TRY IT.
Each entry needs to be restated exactly as written.

EXERCISE INPUT.
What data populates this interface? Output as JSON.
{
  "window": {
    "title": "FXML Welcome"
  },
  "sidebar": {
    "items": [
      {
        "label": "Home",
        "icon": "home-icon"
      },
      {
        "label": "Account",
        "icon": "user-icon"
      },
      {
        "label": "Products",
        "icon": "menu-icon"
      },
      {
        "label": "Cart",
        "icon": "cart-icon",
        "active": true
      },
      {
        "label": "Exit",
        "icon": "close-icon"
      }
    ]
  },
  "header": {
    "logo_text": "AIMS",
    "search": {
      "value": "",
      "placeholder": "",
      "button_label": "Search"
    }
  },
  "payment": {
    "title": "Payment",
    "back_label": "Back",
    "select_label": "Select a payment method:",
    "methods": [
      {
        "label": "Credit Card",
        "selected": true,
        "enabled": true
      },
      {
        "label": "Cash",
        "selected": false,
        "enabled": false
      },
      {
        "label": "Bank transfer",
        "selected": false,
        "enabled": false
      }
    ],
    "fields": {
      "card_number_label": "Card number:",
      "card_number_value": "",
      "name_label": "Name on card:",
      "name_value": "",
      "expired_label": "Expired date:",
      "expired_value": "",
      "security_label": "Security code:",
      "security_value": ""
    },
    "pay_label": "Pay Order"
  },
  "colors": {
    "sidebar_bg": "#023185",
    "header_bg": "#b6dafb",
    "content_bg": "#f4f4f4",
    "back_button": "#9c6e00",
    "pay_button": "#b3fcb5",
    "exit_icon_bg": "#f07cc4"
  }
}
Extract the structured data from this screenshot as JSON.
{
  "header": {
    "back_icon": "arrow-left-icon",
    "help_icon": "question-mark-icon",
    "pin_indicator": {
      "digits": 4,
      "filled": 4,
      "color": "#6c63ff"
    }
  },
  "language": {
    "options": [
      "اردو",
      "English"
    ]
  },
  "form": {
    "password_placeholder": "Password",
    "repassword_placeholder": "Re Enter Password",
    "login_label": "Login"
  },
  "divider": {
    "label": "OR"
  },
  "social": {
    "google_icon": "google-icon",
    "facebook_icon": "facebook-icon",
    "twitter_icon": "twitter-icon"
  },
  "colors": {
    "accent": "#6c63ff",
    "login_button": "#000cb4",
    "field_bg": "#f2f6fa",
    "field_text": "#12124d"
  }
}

TASK SOLUTION.
What data populates this interface? Output as JSON.
{
  "window": {
    "title": "FXML Welcome"
  },
  "sidebar": {
    "items": [
      {
        "label": "Home",
        "icon": "home-icon"
      },
      {
        "label": "Account",
        "icon": "user-icon"
      },
      {
        "label": "Products",
        "icon": "menu-icon"
      },
      {
        "label": "Cart",
        "icon": "cart-icon",
        "active": true
      },
      {
        "label": "Exit",
        "icon": "close-icon"
      }
    ]
  },
  "header": {
    "logo_text": "AIMS",
    "search": {
      "value": "",
      "placeholder": "",
      "button_label": "Search"
    }
  },
  "payment": {
    "title": "Payment",
    "back_label": "Back",
    "select_label": "Select a payment method:",
    "methods": [
      {
        "label": "Credit Card",
        "selected": true,
        "enabled": true
      },
      {
        "label": "Cash",
        "selected": false,
        "enabled": false
      },
      {
        "label": "Bank transfer",
        "selected": false,
        "enabled": false
      }
    ],
    "fields": {
      "card_number_label": "Card number:",
      "card_number_value": "",
      "name_label": "Name on card:",
      "name_value": "",
      "expired_label": "Expired date:",
      "expired_value": "",
      "security_label": "Security code:",
      "security_value": ""
    },
    "pay_label": "Pay Order"
  },
  "colors": {
    "sidebar_bg": "#023185",
    "header_bg": "#b6dafb",
    "content_bg": "#f4f4f4",
    "back_button": "#9c6e00",
    "pay_button": "#b3fcb5",
    "exit_icon_bg": "#f07cc4"
  }
}
Extract the structured data from this screenshot as JSON.
{
  "header": {
    "back_icon": "arrow-left-icon",
    "help_icon": "question-mark-icon",
    "pin_indicator": {
      "digits": 4,
      "filled": 4,
      "color": "#6c63ff"
    }
  },
  "language": {
    "options": [
      "اردو",
      "English"
    ]
  },
  "form": {
    "password_placeholder": "Password",
    "repassword_placeholder": "Re Enter Password",
    "login_label": "Login"
  },
  "divider": {
    "label": "OR"
  },
  "social": {
    "google_icon": "google-icon",
    "facebook_icon": "facebook-icon",
    "twitter_icon": "twitter-icon"
  },
  "colors": {
    "accent": "#6c63ff",
    "login_button": "#000cb4",
    "field_bg": "#f2f6fa",
    "field_text": "#12124d"
  }
}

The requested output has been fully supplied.